As to the award of statutory damages, the court relied heavily on the United States Supreme Court’s interpretation of the statutory damages award provision in the Privacy Act. 5 U.S.C. § 552a(g)(4)(A). Under that provision a successful plaintiff is entitled to recover actual damages, “but in no case shall a person entitled to recovery receive less than the sum of $1,000.” In Doe v. Chao, 540 U.S. 614 (2004), the Supreme Court, in interpreting this provision, concluded that proof of actual damages was a prerequisite to the recovery of statutory damages because to conclude otherwise “simply pays no attention to the fact that the statute does not speak of liability (and consequent entitlement to recovery) in a freestanding, unqualified way, but in a limited way, by reference to enumerated damages.” Id. at 621. The Fourth Circuit reasoned that as the language of the SCA was in all important respects virtually identical to the language of the Privacy Act, “[o]ur answer, it appears, should be obvious: just as the Privacy Act required proof of ‘actual damages’ as a prerequisite to recovering statutory damages, so does the SCA.”
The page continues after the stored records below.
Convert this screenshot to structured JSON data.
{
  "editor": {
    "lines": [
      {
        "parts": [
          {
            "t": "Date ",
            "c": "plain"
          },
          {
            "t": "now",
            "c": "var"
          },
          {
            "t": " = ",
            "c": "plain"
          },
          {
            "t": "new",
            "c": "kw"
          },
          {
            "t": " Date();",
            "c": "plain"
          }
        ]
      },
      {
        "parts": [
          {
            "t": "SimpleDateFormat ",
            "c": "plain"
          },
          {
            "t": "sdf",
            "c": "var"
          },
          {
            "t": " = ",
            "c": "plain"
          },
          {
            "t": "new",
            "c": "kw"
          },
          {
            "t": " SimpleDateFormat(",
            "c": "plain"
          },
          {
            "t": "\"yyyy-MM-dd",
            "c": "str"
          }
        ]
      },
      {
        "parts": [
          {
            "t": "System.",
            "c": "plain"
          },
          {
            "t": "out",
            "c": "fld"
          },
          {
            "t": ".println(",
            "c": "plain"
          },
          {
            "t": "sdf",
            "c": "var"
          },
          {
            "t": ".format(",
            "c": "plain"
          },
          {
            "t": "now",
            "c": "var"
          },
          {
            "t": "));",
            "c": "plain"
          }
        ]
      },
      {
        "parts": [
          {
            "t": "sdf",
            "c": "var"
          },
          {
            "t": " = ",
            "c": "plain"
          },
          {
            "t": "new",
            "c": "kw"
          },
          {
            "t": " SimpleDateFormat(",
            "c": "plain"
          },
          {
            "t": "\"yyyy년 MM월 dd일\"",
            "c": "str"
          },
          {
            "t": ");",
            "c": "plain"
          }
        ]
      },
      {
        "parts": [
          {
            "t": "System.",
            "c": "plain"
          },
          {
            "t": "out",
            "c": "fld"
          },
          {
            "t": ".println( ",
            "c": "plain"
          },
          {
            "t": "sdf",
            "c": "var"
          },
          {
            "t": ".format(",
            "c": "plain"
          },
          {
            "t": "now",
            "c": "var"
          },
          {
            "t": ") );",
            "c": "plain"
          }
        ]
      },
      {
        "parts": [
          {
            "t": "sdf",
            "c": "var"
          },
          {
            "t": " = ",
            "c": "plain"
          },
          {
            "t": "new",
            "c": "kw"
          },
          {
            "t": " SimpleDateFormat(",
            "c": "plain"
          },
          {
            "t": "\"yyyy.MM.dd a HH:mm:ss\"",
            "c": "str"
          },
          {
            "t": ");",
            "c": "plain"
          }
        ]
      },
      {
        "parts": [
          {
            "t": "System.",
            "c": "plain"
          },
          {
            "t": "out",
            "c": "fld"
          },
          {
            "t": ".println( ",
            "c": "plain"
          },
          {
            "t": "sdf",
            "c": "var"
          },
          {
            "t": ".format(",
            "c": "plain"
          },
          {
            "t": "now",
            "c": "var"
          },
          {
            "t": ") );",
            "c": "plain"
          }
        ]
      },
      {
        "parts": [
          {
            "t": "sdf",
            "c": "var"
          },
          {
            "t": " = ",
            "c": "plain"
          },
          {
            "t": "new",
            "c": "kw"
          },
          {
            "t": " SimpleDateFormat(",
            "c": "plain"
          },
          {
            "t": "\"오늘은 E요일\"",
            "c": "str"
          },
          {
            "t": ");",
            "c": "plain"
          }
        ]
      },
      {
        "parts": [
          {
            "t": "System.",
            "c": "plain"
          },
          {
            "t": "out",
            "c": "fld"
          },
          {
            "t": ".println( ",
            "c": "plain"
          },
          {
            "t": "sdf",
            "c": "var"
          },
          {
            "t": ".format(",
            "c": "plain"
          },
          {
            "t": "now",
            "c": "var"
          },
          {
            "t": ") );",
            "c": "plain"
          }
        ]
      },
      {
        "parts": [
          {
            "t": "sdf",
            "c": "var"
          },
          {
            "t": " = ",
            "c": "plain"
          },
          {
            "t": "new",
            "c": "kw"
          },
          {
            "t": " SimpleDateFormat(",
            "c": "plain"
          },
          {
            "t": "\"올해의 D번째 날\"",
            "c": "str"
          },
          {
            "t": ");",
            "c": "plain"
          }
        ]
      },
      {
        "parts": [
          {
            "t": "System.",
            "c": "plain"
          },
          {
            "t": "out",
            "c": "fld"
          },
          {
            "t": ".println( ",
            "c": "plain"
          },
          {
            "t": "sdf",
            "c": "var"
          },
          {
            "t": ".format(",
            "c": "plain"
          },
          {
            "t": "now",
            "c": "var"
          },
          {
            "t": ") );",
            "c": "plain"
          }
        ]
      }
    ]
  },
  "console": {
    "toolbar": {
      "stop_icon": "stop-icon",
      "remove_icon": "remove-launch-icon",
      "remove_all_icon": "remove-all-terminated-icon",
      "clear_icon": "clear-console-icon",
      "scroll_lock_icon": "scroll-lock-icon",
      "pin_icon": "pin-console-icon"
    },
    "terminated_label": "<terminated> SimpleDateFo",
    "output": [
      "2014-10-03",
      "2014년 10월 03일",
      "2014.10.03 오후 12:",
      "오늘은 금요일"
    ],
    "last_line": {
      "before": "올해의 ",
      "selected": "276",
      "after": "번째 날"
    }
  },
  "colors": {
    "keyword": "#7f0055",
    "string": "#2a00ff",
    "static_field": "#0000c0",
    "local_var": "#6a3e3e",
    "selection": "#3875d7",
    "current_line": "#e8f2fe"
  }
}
The court, however, reached a different conclusion with regard to Van Alstyne’s recovery of punitive damages and attorney’s fees. The court noted the general rule that, in the absence of statutory language to the contrary, punitive damages are generally not recoverable without proof of actual damages. But the court concluded that the SCA provides the requisite language for the recovery of punitive damages absent actual damages becasue the punitive damages provision’s only limitation is that the violation be “willful or intentional.” In this regard, the court noted its earlier opinions approving awards of punitive damages under the Fair Credit Reporting Act without awards of actual damages.

The court also concluded that Van Alstyne was entitled to an award of attorney’s fees. The court noted that § 2707(b)(3) authorizes such an award “apart from any requirement that damages, actual or otherwise, be recovered.”

Finally, the court remanded the matter to the district court to reconsider the amounts of the punitive damages and attorney’s fees awards in light of Van Alstyne’s lower degree of success in the matter as a result of the court’s ruling on the statutory damages issue.


Employers unaware of the SCA may be tempted to access employees’ private email accounts as part of otherwise legitimate investigations or in furtherance of otherwise legitimate business objectives. The Van Alstyne decision should serve as a reminder that accessing such accounts can have serious consequences, exposing employers to potentially heavy statutory damages and, even in the absence of proof of damages, to significant punitive damages and attorney’s fees.